**GIVEN ENTRIES**
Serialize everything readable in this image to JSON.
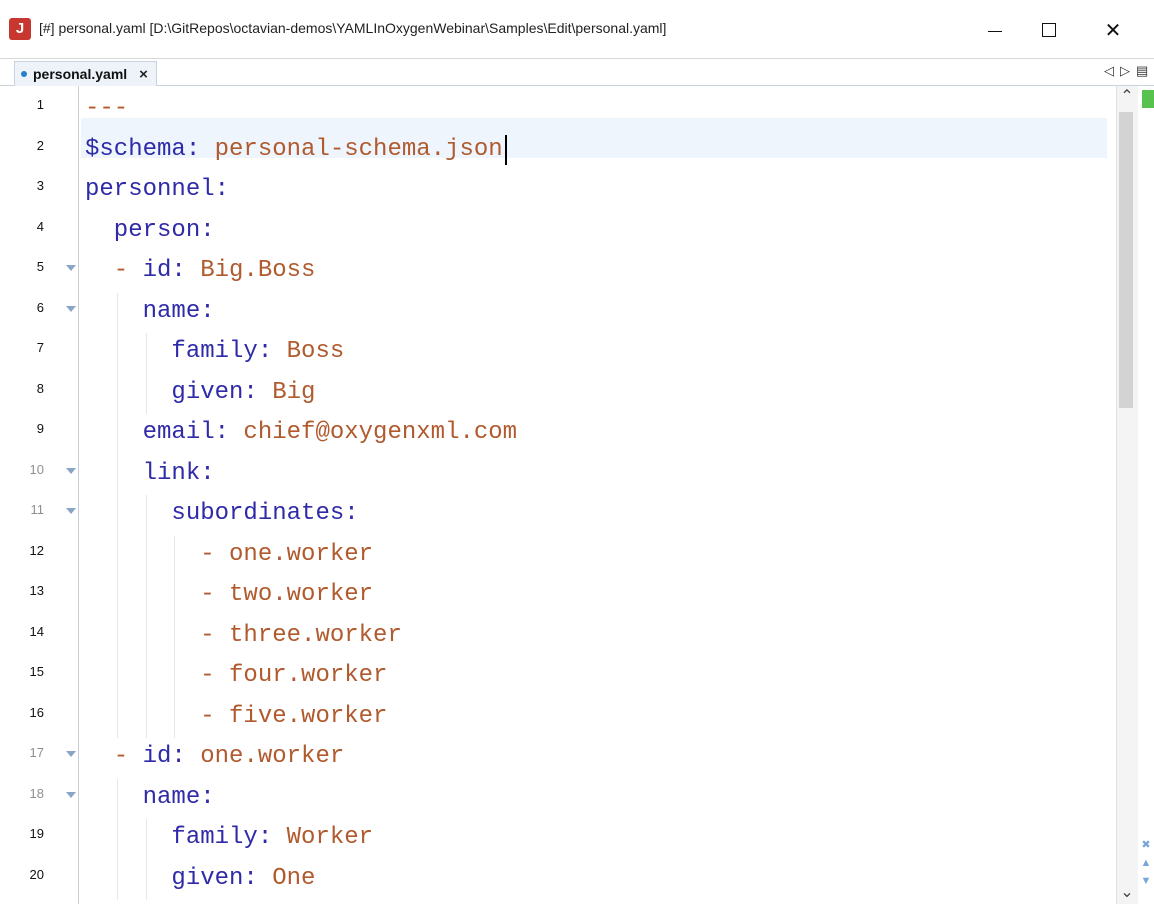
{
  "window": {
    "title": "[#] personal.yaml [D:\\GitRepos\\octavian-demos\\YAMLInOxygenWebinar\\Samples\\Edit\\personal.yaml]",
    "app_icon": "J",
    "controls": {
      "minimize": "minimize-icon",
      "maximize": "maximize-icon",
      "close": "close-icon"
    }
  },
  "tab": {
    "label": "personal.yaml",
    "modified_dot_color": "#2b7fc9",
    "close_glyph": "×"
  },
  "tab_nav": {
    "prev": "◁",
    "next": "▷",
    "menu": "▤"
  },
  "editor": {
    "lines": [
      {
        "n": "1",
        "fold": false,
        "parts": [
          {
            "t": "---",
            "c": "val"
          }
        ]
      },
      {
        "n": "2",
        "fold": false,
        "parts": [
          {
            "t": "$schema:",
            "c": "key"
          },
          {
            "t": " personal-schema.json",
            "c": "val"
          }
        ]
      },
      {
        "n": "3",
        "fold": false,
        "parts": [
          {
            "t": "personnel:",
            "c": "key"
          }
        ]
      },
      {
        "n": "4",
        "fold": false,
        "parts": [
          {
            "t": "  person:",
            "c": "key"
          }
        ]
      },
      {
        "n": "5",
        "fold": true,
        "parts": [
          {
            "t": "  - ",
            "c": "val"
          },
          {
            "t": "id:",
            "c": "key"
          },
          {
            "t": " Big.Boss",
            "c": "val"
          }
        ]
      },
      {
        "n": "6",
        "fold": true,
        "parts": [
          {
            "t": "    name:",
            "c": "key"
          }
        ]
      },
      {
        "n": "7",
        "fold": false,
        "parts": [
          {
            "t": "      family:",
            "c": "key"
          },
          {
            "t": " Boss",
            "c": "val"
          }
        ]
      },
      {
        "n": "8",
        "fold": false,
        "parts": [
          {
            "t": "      given:",
            "c": "key"
          },
          {
            "t": " Big",
            "c": "val"
          }
        ]
      },
      {
        "n": "9",
        "fold": false,
        "parts": [
          {
            "t": "    email:",
            "c": "key"
          },
          {
            "t": " chief@oxygenxml.com",
            "c": "val"
          }
        ]
      },
      {
        "n": "10",
        "fold": true,
        "parts": [
          {
            "t": "    link:",
            "c": "key"
          }
        ]
      },
      {
        "n": "11",
        "fold": true,
        "parts": [
          {
            "t": "      subordinates:",
            "c": "key"
          }
        ]
      },
      {
        "n": "12",
        "fold": false,
        "parts": [
          {
            "t": "        - one.worker",
            "c": "val"
          }
        ]
      },
      {
        "n": "13",
        "fold": false,
        "parts": [
          {
            "t": "        - two.worker",
            "c": "val"
          }
        ]
      },
      {
        "n": "14",
        "fold": false,
        "parts": [
          {
            "t": "        - three.worker",
            "c": "val"
          }
        ]
      },
      {
        "n": "15",
        "fold": false,
        "parts": [
          {
            "t": "        - four.worker",
            "c": "val"
          }
        ]
      },
      {
        "n": "16",
        "fold": false,
        "parts": [
          {
            "t": "        - five.worker",
            "c": "val"
          }
        ]
      },
      {
        "n": "17",
        "fold": true,
        "parts": [
          {
            "t": "  - ",
            "c": "val"
          },
          {
            "t": "id:",
            "c": "key"
          },
          {
            "t": " one.worker",
            "c": "val"
          }
        ]
      },
      {
        "n": "18",
        "fold": true,
        "parts": [
          {
            "t": "    name:",
            "c": "key"
          }
        ]
      },
      {
        "n": "19",
        "fold": false,
        "parts": [
          {
            "t": "      family:",
            "c": "key"
          },
          {
            "t": " Worker",
            "c": "val"
          }
        ]
      },
      {
        "n": "20",
        "fold": false,
        "parts": [
          {
            "t": "      given:",
            "c": "key"
          },
          {
            "t": " One",
            "c": "val"
          }
        ]
      }
    ],
    "colors": {
      "key": "#2f2aa8",
      "value": "#b05a2e",
      "current_line": "#eef5fd"
    }
  },
  "scrollbar": {
    "up": "⌃",
    "down": "⌄",
    "thumb_fraction": 0.36
  },
  "status": {
    "ok_color": "#58c24e",
    "icons": [
      "clear-icon",
      "up-arrow-icon",
      "down-arrow-icon"
    ]
  }
}
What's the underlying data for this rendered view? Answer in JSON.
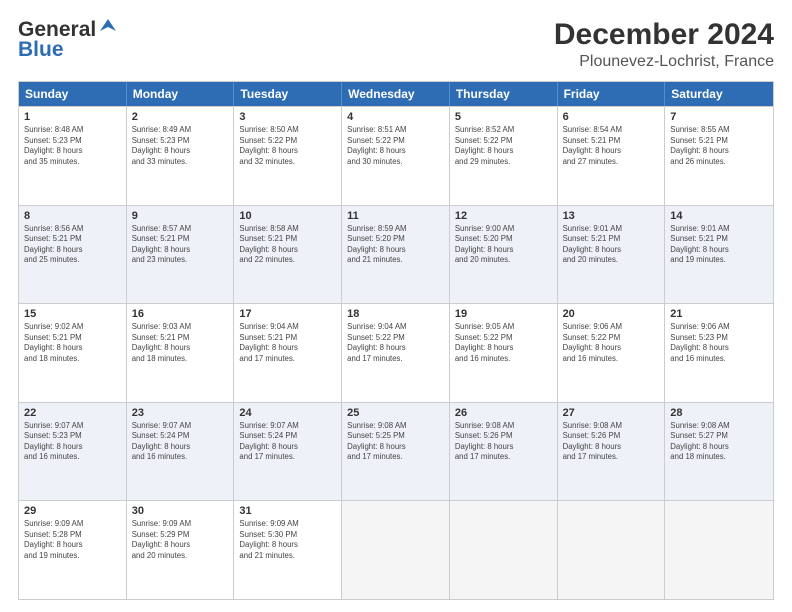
{
  "logo": {
    "line1": "General",
    "line2": "Blue"
  },
  "header": {
    "month": "December 2024",
    "location": "Plounevez-Lochrist, France"
  },
  "days": [
    "Sunday",
    "Monday",
    "Tuesday",
    "Wednesday",
    "Thursday",
    "Friday",
    "Saturday"
  ],
  "weeks": [
    [
      {
        "num": "1",
        "info": "Sunrise: 8:48 AM\nSunset: 5:23 PM\nDaylight: 8 hours\nand 35 minutes."
      },
      {
        "num": "2",
        "info": "Sunrise: 8:49 AM\nSunset: 5:23 PM\nDaylight: 8 hours\nand 33 minutes."
      },
      {
        "num": "3",
        "info": "Sunrise: 8:50 AM\nSunset: 5:22 PM\nDaylight: 8 hours\nand 32 minutes."
      },
      {
        "num": "4",
        "info": "Sunrise: 8:51 AM\nSunset: 5:22 PM\nDaylight: 8 hours\nand 30 minutes."
      },
      {
        "num": "5",
        "info": "Sunrise: 8:52 AM\nSunset: 5:22 PM\nDaylight: 8 hours\nand 29 minutes."
      },
      {
        "num": "6",
        "info": "Sunrise: 8:54 AM\nSunset: 5:21 PM\nDaylight: 8 hours\nand 27 minutes."
      },
      {
        "num": "7",
        "info": "Sunrise: 8:55 AM\nSunset: 5:21 PM\nDaylight: 8 hours\nand 26 minutes."
      }
    ],
    [
      {
        "num": "8",
        "info": "Sunrise: 8:56 AM\nSunset: 5:21 PM\nDaylight: 8 hours\nand 25 minutes."
      },
      {
        "num": "9",
        "info": "Sunrise: 8:57 AM\nSunset: 5:21 PM\nDaylight: 8 hours\nand 23 minutes."
      },
      {
        "num": "10",
        "info": "Sunrise: 8:58 AM\nSunset: 5:21 PM\nDaylight: 8 hours\nand 22 minutes."
      },
      {
        "num": "11",
        "info": "Sunrise: 8:59 AM\nSunset: 5:20 PM\nDaylight: 8 hours\nand 21 minutes."
      },
      {
        "num": "12",
        "info": "Sunrise: 9:00 AM\nSunset: 5:20 PM\nDaylight: 8 hours\nand 20 minutes."
      },
      {
        "num": "13",
        "info": "Sunrise: 9:01 AM\nSunset: 5:21 PM\nDaylight: 8 hours\nand 20 minutes."
      },
      {
        "num": "14",
        "info": "Sunrise: 9:01 AM\nSunset: 5:21 PM\nDaylight: 8 hours\nand 19 minutes."
      }
    ],
    [
      {
        "num": "15",
        "info": "Sunrise: 9:02 AM\nSunset: 5:21 PM\nDaylight: 8 hours\nand 18 minutes."
      },
      {
        "num": "16",
        "info": "Sunrise: 9:03 AM\nSunset: 5:21 PM\nDaylight: 8 hours\nand 18 minutes."
      },
      {
        "num": "17",
        "info": "Sunrise: 9:04 AM\nSunset: 5:21 PM\nDaylight: 8 hours\nand 17 minutes."
      },
      {
        "num": "18",
        "info": "Sunrise: 9:04 AM\nSunset: 5:22 PM\nDaylight: 8 hours\nand 17 minutes."
      },
      {
        "num": "19",
        "info": "Sunrise: 9:05 AM\nSunset: 5:22 PM\nDaylight: 8 hours\nand 16 minutes."
      },
      {
        "num": "20",
        "info": "Sunrise: 9:06 AM\nSunset: 5:22 PM\nDaylight: 8 hours\nand 16 minutes."
      },
      {
        "num": "21",
        "info": "Sunrise: 9:06 AM\nSunset: 5:23 PM\nDaylight: 8 hours\nand 16 minutes."
      }
    ],
    [
      {
        "num": "22",
        "info": "Sunrise: 9:07 AM\nSunset: 5:23 PM\nDaylight: 8 hours\nand 16 minutes."
      },
      {
        "num": "23",
        "info": "Sunrise: 9:07 AM\nSunset: 5:24 PM\nDaylight: 8 hours\nand 16 minutes."
      },
      {
        "num": "24",
        "info": "Sunrise: 9:07 AM\nSunset: 5:24 PM\nDaylight: 8 hours\nand 17 minutes."
      },
      {
        "num": "25",
        "info": "Sunrise: 9:08 AM\nSunset: 5:25 PM\nDaylight: 8 hours\nand 17 minutes."
      },
      {
        "num": "26",
        "info": "Sunrise: 9:08 AM\nSunset: 5:26 PM\nDaylight: 8 hours\nand 17 minutes."
      },
      {
        "num": "27",
        "info": "Sunrise: 9:08 AM\nSunset: 5:26 PM\nDaylight: 8 hours\nand 17 minutes."
      },
      {
        "num": "28",
        "info": "Sunrise: 9:08 AM\nSunset: 5:27 PM\nDaylight: 8 hours\nand 18 minutes."
      }
    ],
    [
      {
        "num": "29",
        "info": "Sunrise: 9:09 AM\nSunset: 5:28 PM\nDaylight: 8 hours\nand 19 minutes."
      },
      {
        "num": "30",
        "info": "Sunrise: 9:09 AM\nSunset: 5:29 PM\nDaylight: 8 hours\nand 20 minutes."
      },
      {
        "num": "31",
        "info": "Sunrise: 9:09 AM\nSunset: 5:30 PM\nDaylight: 8 hours\nand 21 minutes."
      },
      {
        "num": "",
        "info": ""
      },
      {
        "num": "",
        "info": ""
      },
      {
        "num": "",
        "info": ""
      },
      {
        "num": "",
        "info": ""
      }
    ]
  ]
}
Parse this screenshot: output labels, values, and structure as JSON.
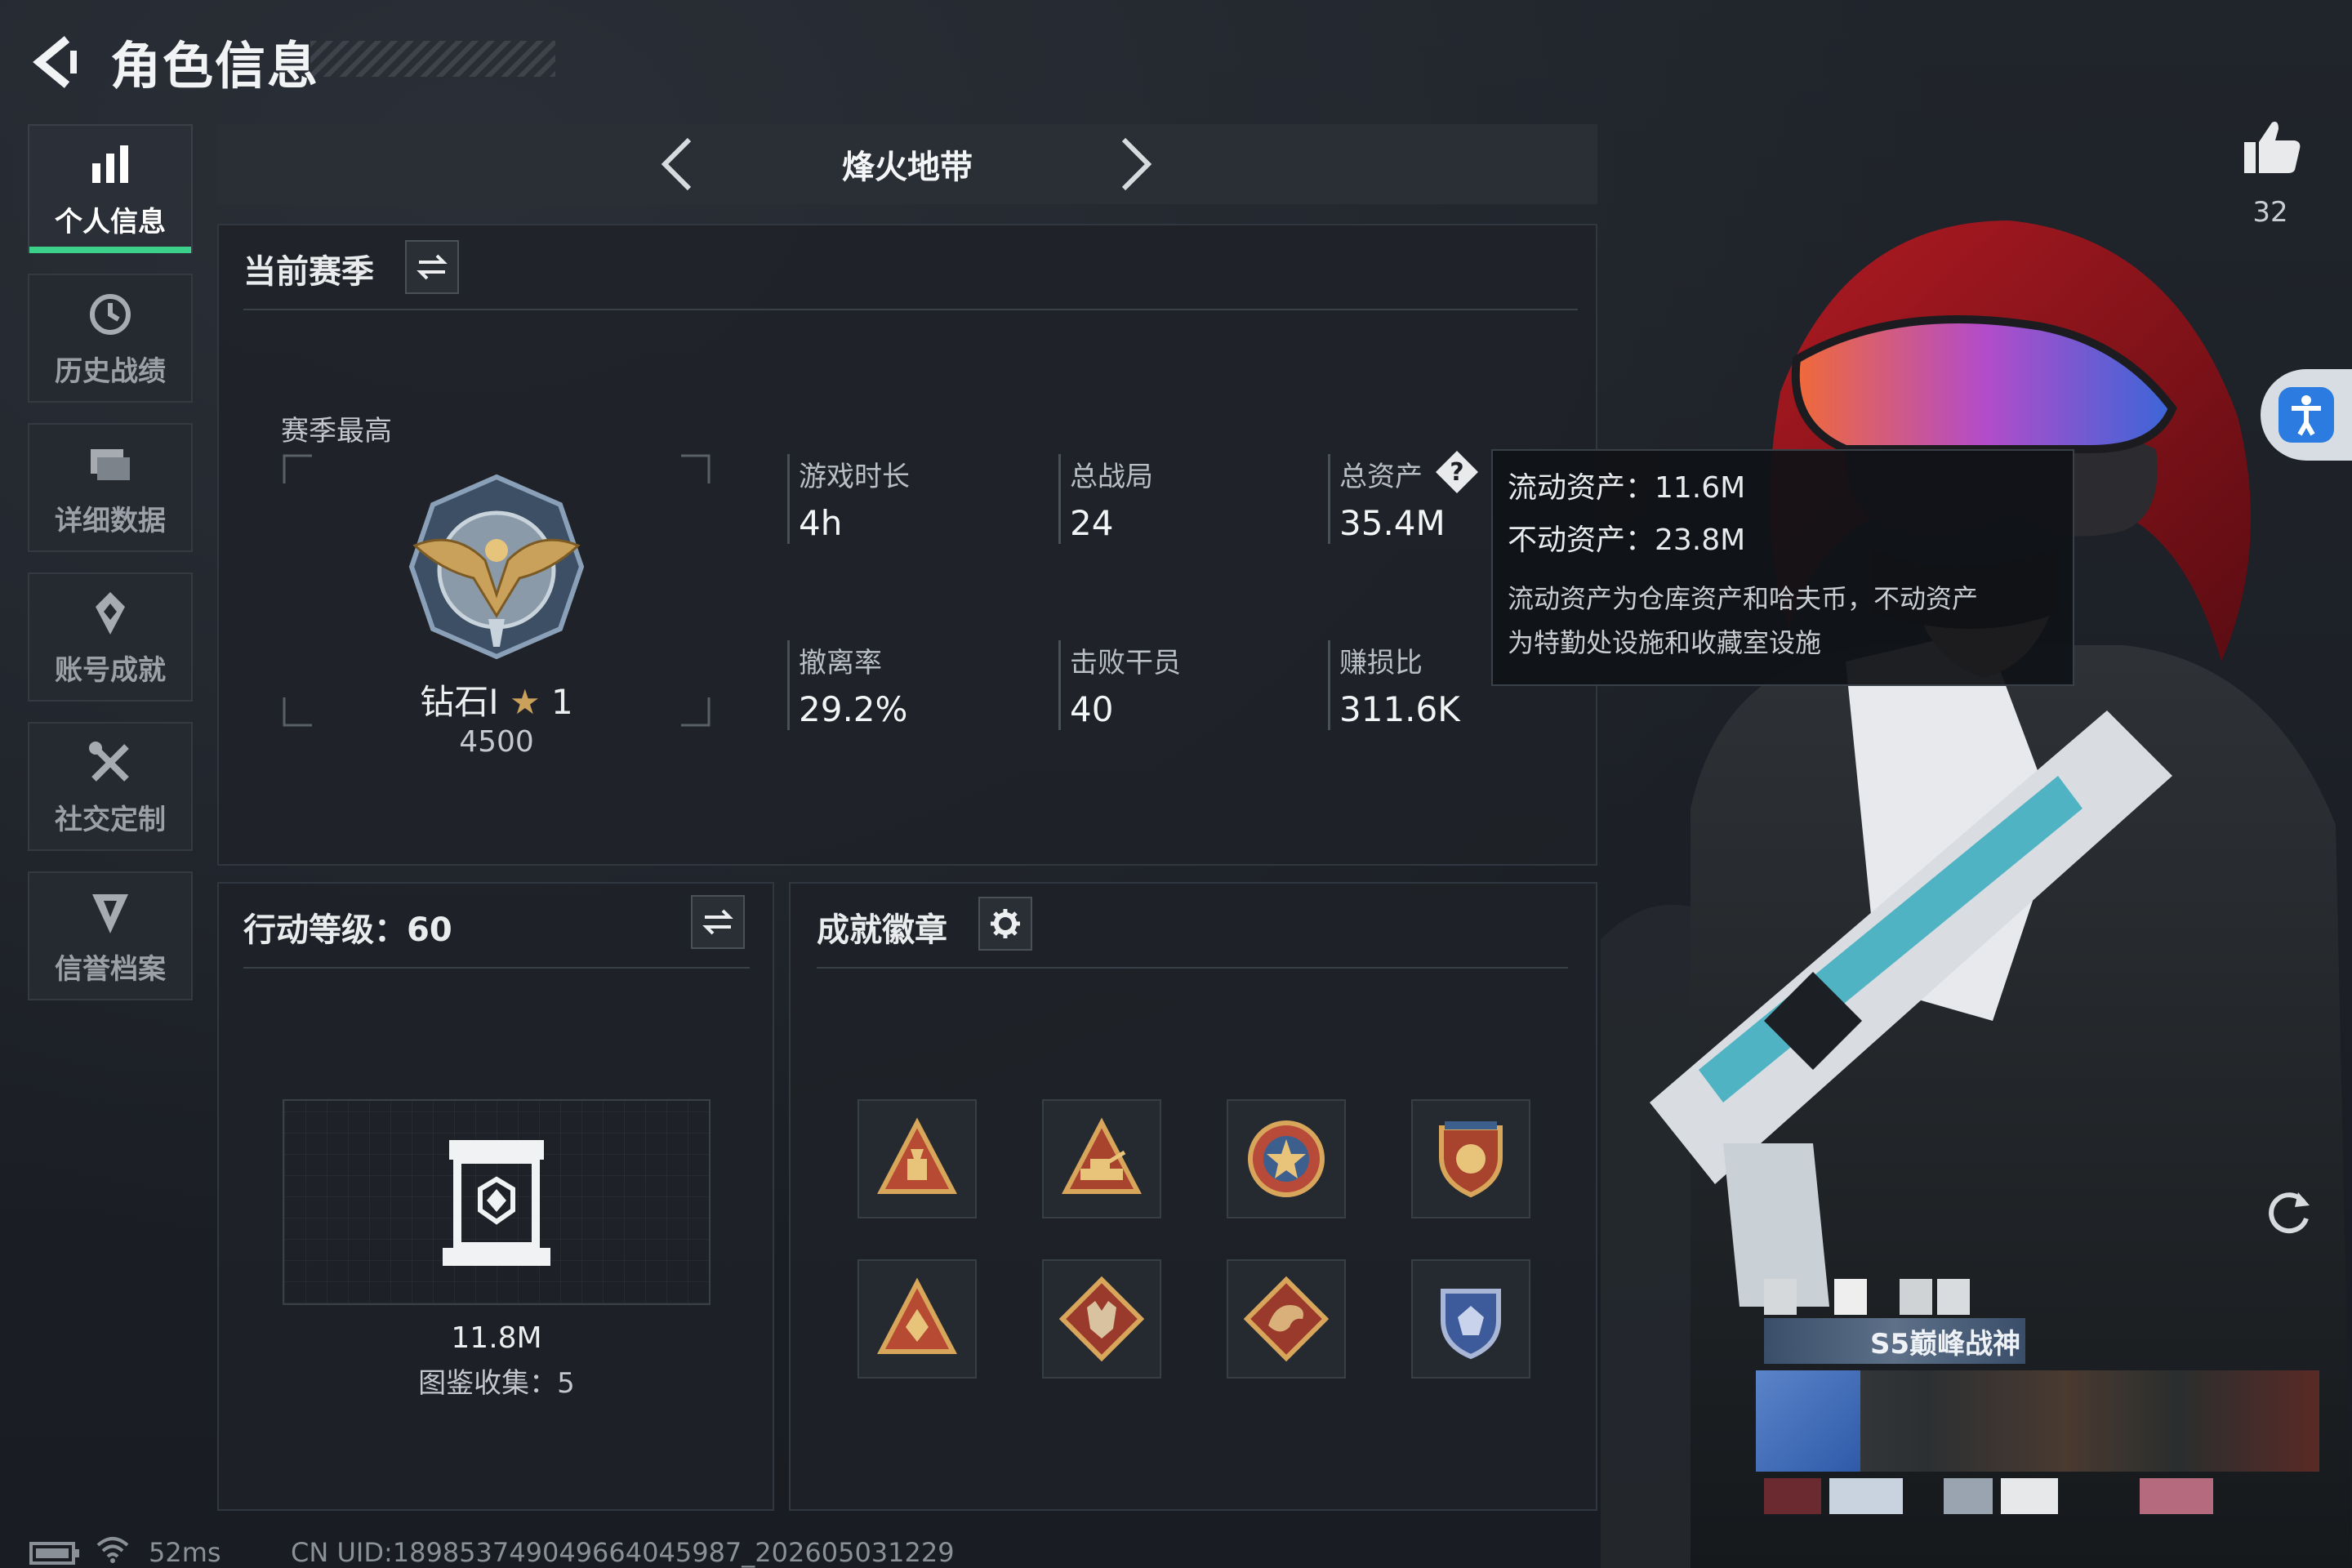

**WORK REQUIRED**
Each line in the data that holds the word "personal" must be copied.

**RESULT FOR THIS TASK**
    "title": "[#] personal.yaml [D:\\GitRepos\\octavian-demos\\YAMLInOxygenWebinar\\Samples\\Edit\\personal.yaml]",
    "label": "personal.yaml",
            "t": " personal-schema.json",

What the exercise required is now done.